As usual there was a test day on the Friday preceding the meeting which enabled competitors to run their cars in a more relaxed atmosphere – or not if you were Tim Davis. He encountered problems with his car which ensured the Boss team had an active evening to get him on the grid for the next day’s racing.
We were also able to test new compound tyres which Avon had produced. As they enabled us to knock 2.5 secs off our lap times we decided that Jonathan, Tim and Colin would race them instead of the normal Kumho rubber.
We also decided to save the Avons for the race which meant that the trio was generally slower than some of the other runners in qualifying. As a result, Colin lined up third on the grid for the first 40-minute race with Jonathan fourth. Tim was ninth, Hugh 11th and Richard 13th. George was a creditable 34th.
Because of the new pit-stop arrangements we decided to bring our cars in early to avoid the inevitable rush. But a safety car interlude meant we were unable to capitalise on any advantage the earlier stops might have given us.
The safety car came out but didn’t pick up the leader but instead was ahead of Colin and he was forced to run at a slower pace while other runners made their pit stops. The result was that both Colin and Tim lost a lap. Jonny had stalled at the start – it had been a long time since anyone had tried a race start – dropping him down the field. This enabled John Cutmore in his 1600 Spire to build up an impressive lead. Colin, Tim and Jonny fought a race long battle as they made up places but at the finish they had to be content with eighth, ninth and tenth places.
Richard was 12th having incurred a 10-sec penalty for a pit stop which was too short, while Hugh retired after just eight laps. He experienced vibration with his car which couldn’t be cured even after several pitstops. George was delighted to be 24th and second in his class.
These results determined the starting order for the second, 30-minute race but in between came something with which we were familiar – rain, torrential rain. It was so heavy that for a while it seemed as if the organisers might be obliged to cancel some of the races.
But the rain stopped as competitors were assembling for the second Mag Sevens race. The track surface was still very wet and this enabled Colin to demonstrate his mastery of such conditions. Arch rival Stephen Nuttall made a good start – a mite too good as things turned out – but Colin got his head down and reeled him in. He led for most of the race with Nuttall in close attendance but on the last lap Colin out braked himself, at the chicane allowing his rival to sneak past.

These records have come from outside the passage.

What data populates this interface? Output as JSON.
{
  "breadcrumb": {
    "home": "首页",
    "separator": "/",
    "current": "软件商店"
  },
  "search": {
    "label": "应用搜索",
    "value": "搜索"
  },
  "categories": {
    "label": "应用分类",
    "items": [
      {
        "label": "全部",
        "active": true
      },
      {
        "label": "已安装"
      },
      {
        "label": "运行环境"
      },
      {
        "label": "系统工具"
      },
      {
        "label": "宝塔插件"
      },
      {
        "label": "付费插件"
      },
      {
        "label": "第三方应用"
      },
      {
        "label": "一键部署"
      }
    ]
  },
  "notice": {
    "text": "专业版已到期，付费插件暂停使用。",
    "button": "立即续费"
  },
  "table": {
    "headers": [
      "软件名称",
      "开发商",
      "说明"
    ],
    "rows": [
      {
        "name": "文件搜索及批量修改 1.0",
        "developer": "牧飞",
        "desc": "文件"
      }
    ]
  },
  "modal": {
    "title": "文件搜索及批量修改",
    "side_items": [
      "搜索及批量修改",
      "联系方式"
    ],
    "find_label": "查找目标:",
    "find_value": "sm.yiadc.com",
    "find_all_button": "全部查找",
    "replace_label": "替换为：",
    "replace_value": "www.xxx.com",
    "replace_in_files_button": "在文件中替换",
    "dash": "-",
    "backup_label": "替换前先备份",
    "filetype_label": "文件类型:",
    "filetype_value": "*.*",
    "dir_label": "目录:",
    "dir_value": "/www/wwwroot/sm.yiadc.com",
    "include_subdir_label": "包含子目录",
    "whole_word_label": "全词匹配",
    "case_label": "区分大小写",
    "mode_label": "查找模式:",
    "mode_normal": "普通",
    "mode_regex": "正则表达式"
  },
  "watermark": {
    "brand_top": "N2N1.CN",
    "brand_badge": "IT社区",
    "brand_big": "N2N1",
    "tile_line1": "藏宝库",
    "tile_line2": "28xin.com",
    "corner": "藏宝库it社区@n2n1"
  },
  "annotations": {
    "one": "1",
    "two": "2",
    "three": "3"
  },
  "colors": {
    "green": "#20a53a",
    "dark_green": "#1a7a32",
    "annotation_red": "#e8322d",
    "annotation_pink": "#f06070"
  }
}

But as Nuttall had been awarded a 10-sec penalty for jumping the start Colin was the winner. Jonny meanwhile engaged in a race-long duel with his brother Christian but was denied a podium position on the last lap, while Tim finished fifth. Richard and Hugh enjoyed better luck for this race, coming home eighth and tenth respectively, Hugh’s vibration having been cured by a new propshaft fitted betwen the races.

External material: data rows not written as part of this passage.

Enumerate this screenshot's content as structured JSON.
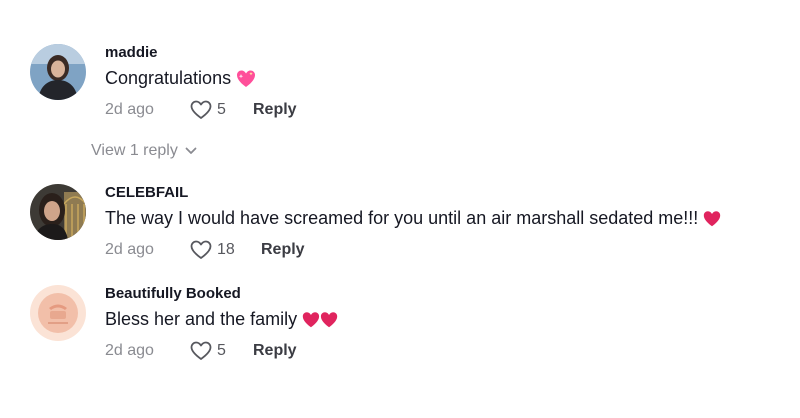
{
  "comments": [
    {
      "username": "maddie",
      "text": "Congratulations",
      "emoji": "sparkling-heart-icon",
      "time": "2d ago",
      "likes": "5",
      "reply_label": "Reply"
    },
    {
      "username": "CELEBFAIL",
      "text": "The way I would have screamed for you until an air marshall sedated me!!!",
      "emoji": "red-heart-icon",
      "time": "2d ago",
      "likes": "18",
      "reply_label": "Reply"
    },
    {
      "username": "Beautifully Booked",
      "text": "Bless her and the family",
      "emoji": "two-red-hearts-icon",
      "time": "2d ago",
      "likes": "5",
      "reply_label": "Reply"
    }
  ],
  "view_replies_label": "View 1 reply",
  "colors": {
    "text": "#161823",
    "secondary": "#8a8b91",
    "heart_red": "#e0245e",
    "sparkle_pink": "#ff4f9a"
  }
}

For highlights of the race see here: Thruxton highlights
It was a good start to the season but it might have been even better had it not been for the deployment of the safety car in the first race. But, hey, that’s motor racing and it’s good to be back on track.

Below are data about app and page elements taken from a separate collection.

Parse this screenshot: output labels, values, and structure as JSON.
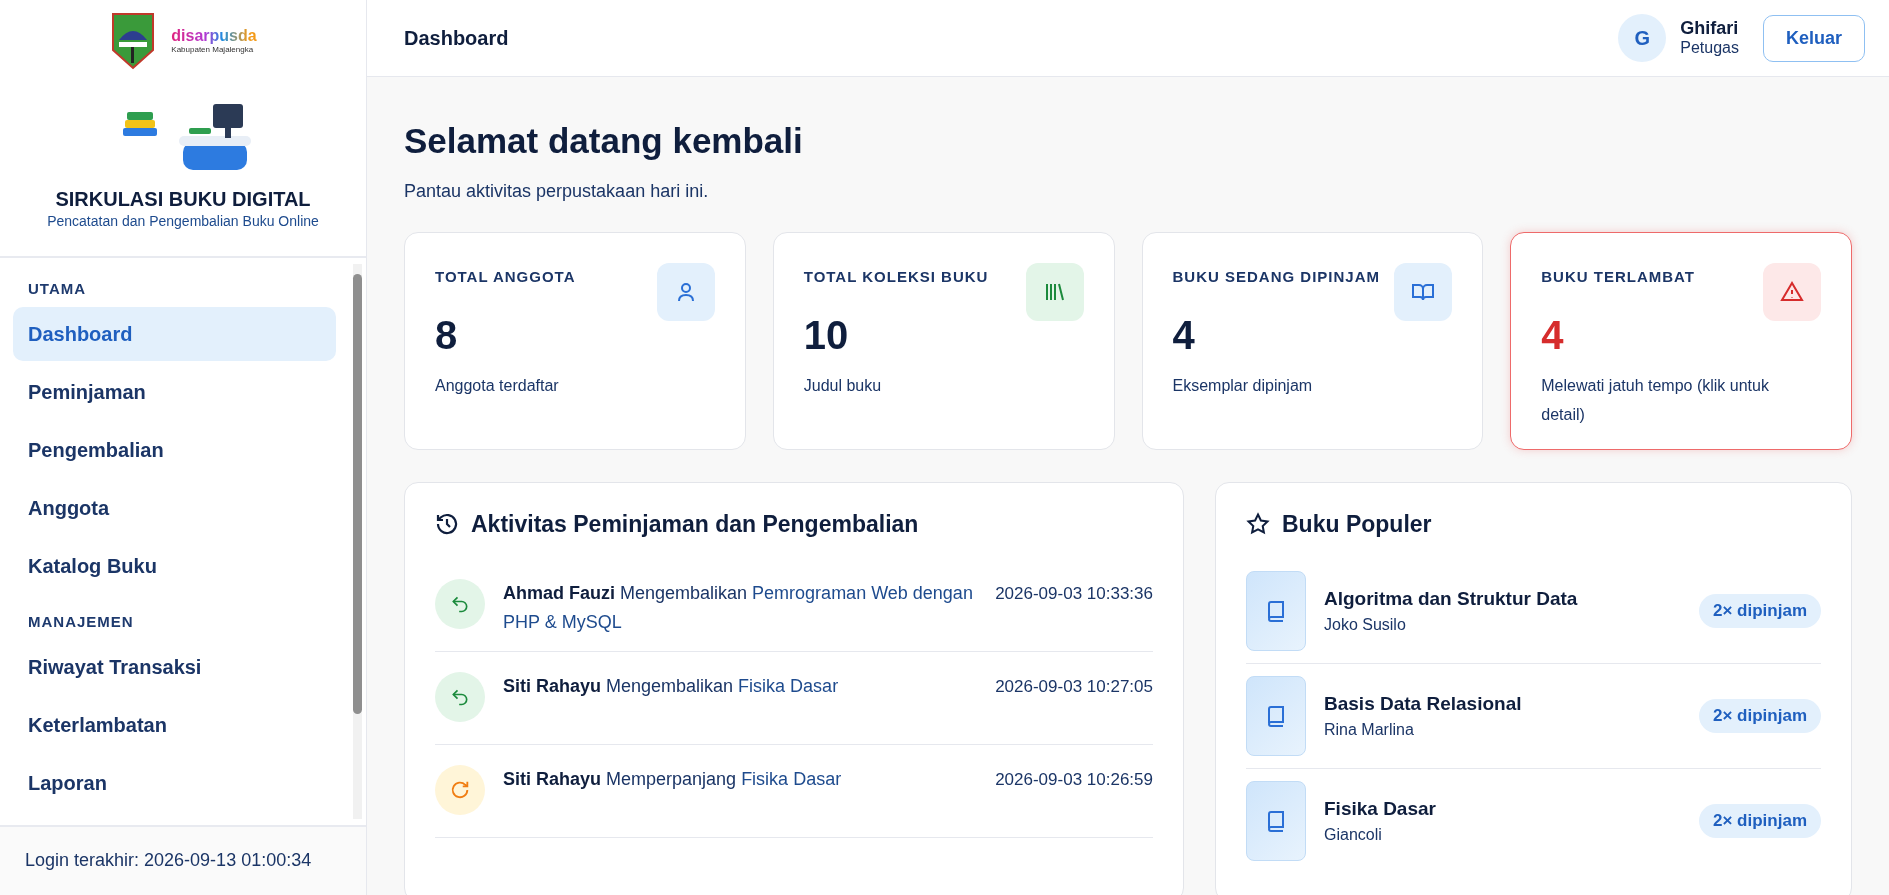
{
  "brand": {
    "name": "disarpusda",
    "region": "Kabupaten Majalengka",
    "title": "SIRKULASI BUKU DIGITAL",
    "subtitle": "Pencatatan dan Pengembalian Buku Online"
  },
  "sidebar": {
    "sections": [
      {
        "label": "UTAMA",
        "items": [
          {
            "label": "Dashboard",
            "selected": true
          },
          {
            "label": "Peminjaman",
            "selected": false
          },
          {
            "label": "Pengembalian",
            "selected": false
          },
          {
            "label": "Anggota",
            "selected": false
          },
          {
            "label": "Katalog Buku",
            "selected": false
          }
        ]
      },
      {
        "label": "MANAJEMEN",
        "items": [
          {
            "label": "Riwayat Transaksi",
            "selected": false
          },
          {
            "label": "Keterlambatan",
            "selected": false
          },
          {
            "label": "Laporan",
            "selected": false
          }
        ]
      }
    ],
    "footer": "Login terakhir: 2026-09-13 01:00:34"
  },
  "header": {
    "title": "Dashboard",
    "user": {
      "initial": "G",
      "name": "Ghifari",
      "role": "Petugas"
    },
    "logout": "Keluar"
  },
  "page": {
    "title": "Selamat datang kembali",
    "subtitle": "Pantau aktivitas perpustakaan hari ini."
  },
  "stats": [
    {
      "kind": "members",
      "label": "TOTAL ANGGOTA",
      "value": "8",
      "note": "Anggota terdaftar",
      "alert": false
    },
    {
      "kind": "books",
      "label": "TOTAL KOLEKSI BUKU",
      "value": "10",
      "note": "Judul buku",
      "alert": false
    },
    {
      "kind": "borrowed",
      "label": "BUKU SEDANG DIPINJAM",
      "value": "4",
      "note": "Eksemplar dipinjam",
      "alert": false
    },
    {
      "kind": "late",
      "label": "BUKU TERLAMBAT",
      "value": "4",
      "note": "Melewati jatuh tempo (klik untuk detail)",
      "alert": true
    }
  ],
  "activity": {
    "title": "Aktivitas Peminjaman dan Pengembalian",
    "items": [
      {
        "kind": "return",
        "name": "Ahmad Fauzi",
        "action": "Mengembalikan",
        "book": "Pemrograman Web dengan PHP & MySQL",
        "time": "2026-09-03 10:33:36"
      },
      {
        "kind": "return",
        "name": "Siti Rahayu",
        "action": "Mengembalikan",
        "book": "Fisika Dasar",
        "time": "2026-09-03 10:27:05"
      },
      {
        "kind": "extend",
        "name": "Siti Rahayu",
        "action": "Memperpanjang",
        "book": "Fisika Dasar",
        "time": "2026-09-03 10:26:59"
      }
    ]
  },
  "popular": {
    "title": "Buku Populer",
    "items": [
      {
        "title": "Algoritma dan Struktur Data",
        "author": "Joko Susilo",
        "count": "2× dipinjam"
      },
      {
        "title": "Basis Data Relasional",
        "author": "Rina Marlina",
        "count": "2× dipinjam"
      },
      {
        "title": "Fisika Dasar",
        "author": "Giancoli",
        "count": "2× dipinjam"
      }
    ]
  }
}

Our next outing was the CSCC meeting at Snetterton on 15/16 August and we were looking forward to some warm, dry weather. How wrong we would be!